What you need to do — In the data below, locate each line with the word "kind" and list it.

Input records —
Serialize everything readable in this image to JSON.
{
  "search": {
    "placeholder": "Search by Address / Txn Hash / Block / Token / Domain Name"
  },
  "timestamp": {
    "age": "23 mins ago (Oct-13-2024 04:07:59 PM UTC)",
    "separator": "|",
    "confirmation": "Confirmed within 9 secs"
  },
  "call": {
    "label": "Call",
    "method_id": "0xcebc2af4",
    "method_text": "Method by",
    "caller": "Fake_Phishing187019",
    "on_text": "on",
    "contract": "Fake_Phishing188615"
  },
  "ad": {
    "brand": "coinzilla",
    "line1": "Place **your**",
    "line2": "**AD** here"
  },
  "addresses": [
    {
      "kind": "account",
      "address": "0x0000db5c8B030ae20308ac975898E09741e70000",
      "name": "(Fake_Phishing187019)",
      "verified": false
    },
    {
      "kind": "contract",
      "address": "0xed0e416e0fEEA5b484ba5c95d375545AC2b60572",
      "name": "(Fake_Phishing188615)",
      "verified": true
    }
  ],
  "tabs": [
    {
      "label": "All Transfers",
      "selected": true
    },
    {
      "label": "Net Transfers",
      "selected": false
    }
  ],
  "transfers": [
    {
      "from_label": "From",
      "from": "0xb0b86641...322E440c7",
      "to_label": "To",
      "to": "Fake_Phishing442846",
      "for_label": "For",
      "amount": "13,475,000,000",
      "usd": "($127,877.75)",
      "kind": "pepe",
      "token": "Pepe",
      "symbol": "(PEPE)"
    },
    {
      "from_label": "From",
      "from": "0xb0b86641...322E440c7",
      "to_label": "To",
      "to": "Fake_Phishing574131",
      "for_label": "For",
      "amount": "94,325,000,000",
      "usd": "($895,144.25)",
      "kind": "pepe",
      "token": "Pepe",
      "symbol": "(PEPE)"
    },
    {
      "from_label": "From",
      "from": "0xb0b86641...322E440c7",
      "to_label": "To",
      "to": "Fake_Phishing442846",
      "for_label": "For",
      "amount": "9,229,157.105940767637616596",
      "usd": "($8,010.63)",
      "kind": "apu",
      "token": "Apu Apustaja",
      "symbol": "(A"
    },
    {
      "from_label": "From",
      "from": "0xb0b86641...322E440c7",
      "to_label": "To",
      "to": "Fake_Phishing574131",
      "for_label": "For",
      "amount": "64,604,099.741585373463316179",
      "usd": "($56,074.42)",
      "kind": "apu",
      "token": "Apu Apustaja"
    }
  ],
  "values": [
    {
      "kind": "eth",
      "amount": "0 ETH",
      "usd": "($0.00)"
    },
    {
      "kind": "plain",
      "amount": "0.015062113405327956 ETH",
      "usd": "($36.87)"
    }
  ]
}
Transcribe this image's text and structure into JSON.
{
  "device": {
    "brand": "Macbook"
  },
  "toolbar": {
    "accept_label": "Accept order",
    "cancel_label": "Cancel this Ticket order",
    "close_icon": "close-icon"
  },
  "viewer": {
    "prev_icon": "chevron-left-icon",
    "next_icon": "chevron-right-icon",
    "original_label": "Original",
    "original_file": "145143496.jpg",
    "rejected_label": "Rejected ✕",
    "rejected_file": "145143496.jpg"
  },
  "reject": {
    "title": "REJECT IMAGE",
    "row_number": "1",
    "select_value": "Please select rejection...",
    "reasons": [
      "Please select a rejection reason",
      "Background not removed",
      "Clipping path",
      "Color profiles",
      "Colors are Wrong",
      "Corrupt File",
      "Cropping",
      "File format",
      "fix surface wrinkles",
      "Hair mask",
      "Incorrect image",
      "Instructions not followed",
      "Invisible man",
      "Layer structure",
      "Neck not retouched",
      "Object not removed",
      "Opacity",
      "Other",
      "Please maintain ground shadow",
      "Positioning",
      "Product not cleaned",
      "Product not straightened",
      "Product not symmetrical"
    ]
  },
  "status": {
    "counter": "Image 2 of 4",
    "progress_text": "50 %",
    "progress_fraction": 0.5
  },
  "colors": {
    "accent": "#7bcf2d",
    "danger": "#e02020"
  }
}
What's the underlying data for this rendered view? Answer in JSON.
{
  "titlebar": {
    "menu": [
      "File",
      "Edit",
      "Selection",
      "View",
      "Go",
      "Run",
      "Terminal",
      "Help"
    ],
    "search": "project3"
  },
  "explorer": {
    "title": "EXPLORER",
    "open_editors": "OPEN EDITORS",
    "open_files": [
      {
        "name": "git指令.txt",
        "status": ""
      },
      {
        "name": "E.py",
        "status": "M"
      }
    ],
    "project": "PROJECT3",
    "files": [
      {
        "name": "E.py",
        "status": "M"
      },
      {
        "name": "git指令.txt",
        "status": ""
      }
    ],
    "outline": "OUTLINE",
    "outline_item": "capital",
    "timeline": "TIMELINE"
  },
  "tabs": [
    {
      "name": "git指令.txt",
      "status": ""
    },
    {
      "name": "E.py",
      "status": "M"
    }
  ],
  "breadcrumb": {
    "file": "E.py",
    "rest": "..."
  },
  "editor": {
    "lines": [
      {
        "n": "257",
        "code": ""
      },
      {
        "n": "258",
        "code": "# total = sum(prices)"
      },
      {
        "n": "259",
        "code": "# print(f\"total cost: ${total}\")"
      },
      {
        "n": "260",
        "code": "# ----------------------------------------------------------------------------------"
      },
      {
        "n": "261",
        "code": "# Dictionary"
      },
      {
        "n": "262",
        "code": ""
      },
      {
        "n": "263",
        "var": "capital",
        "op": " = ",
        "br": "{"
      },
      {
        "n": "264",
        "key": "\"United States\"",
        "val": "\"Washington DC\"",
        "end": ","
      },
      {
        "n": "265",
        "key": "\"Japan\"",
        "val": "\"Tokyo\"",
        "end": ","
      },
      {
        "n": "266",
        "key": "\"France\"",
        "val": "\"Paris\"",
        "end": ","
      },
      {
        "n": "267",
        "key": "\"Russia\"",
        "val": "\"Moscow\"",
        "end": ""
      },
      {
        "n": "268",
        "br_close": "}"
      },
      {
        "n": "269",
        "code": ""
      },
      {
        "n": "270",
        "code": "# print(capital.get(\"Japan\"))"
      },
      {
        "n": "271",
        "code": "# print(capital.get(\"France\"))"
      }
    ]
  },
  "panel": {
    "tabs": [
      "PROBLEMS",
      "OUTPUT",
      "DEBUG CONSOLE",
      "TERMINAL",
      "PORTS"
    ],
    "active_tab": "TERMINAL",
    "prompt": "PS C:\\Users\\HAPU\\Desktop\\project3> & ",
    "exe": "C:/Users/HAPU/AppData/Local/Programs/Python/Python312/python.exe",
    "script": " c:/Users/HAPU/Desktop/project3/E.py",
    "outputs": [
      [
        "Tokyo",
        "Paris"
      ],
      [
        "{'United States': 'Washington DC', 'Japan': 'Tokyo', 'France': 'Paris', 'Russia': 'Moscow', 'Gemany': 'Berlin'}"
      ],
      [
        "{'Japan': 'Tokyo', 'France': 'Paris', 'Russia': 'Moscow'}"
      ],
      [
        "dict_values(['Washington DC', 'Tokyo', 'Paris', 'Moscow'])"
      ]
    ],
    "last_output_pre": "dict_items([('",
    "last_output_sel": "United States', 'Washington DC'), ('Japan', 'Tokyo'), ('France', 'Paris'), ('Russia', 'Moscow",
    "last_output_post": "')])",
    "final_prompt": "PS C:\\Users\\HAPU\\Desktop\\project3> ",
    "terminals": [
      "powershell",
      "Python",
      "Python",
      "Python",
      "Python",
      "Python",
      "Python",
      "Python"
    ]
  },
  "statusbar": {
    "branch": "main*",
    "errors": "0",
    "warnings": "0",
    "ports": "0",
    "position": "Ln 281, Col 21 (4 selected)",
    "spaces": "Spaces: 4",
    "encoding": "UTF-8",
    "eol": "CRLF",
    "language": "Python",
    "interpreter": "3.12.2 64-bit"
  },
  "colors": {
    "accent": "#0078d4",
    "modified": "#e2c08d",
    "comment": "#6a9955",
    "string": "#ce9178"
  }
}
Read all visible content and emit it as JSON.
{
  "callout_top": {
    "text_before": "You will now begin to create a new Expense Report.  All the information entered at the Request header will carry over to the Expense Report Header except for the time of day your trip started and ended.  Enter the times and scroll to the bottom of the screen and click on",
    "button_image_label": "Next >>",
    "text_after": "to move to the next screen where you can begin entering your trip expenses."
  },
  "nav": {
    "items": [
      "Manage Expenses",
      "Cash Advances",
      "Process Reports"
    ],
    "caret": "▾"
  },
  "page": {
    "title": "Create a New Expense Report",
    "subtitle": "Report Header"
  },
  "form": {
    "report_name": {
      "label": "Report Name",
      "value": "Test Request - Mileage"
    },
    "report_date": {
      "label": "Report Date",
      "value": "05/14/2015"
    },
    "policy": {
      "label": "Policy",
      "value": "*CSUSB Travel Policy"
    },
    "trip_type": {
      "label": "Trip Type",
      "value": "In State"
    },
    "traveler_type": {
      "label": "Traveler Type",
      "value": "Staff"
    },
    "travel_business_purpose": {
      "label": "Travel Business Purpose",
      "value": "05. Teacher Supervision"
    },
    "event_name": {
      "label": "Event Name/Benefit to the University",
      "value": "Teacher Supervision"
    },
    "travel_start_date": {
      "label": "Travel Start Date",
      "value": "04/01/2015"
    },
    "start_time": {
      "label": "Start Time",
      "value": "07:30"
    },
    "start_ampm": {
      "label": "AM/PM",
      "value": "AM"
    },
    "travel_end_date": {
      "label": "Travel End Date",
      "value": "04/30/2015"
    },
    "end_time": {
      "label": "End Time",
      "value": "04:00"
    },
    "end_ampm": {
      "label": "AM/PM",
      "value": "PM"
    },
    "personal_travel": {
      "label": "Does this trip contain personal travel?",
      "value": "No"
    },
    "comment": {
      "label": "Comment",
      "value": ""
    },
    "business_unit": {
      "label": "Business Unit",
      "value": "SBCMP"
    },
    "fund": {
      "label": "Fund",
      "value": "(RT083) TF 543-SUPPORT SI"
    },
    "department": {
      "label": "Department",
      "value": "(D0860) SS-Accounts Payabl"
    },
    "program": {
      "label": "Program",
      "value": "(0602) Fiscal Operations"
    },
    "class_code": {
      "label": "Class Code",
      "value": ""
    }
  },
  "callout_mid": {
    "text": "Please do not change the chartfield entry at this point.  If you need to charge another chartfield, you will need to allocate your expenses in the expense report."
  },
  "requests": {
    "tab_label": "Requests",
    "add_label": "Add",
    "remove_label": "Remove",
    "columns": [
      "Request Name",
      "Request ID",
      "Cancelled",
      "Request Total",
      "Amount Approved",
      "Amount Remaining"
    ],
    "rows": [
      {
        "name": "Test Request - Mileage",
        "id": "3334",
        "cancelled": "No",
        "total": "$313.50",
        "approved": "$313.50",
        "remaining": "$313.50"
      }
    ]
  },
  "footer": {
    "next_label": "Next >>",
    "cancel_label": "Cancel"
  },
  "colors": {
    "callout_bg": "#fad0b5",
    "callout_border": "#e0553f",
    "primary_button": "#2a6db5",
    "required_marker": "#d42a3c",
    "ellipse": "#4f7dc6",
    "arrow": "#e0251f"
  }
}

The answer —
      "kind": "account",
      "kind": "contract",
      "kind": "pepe",
      "kind": "pepe",
      "kind": "apu",
      "kind": "apu",
      "kind": "eth",
      "kind": "plain",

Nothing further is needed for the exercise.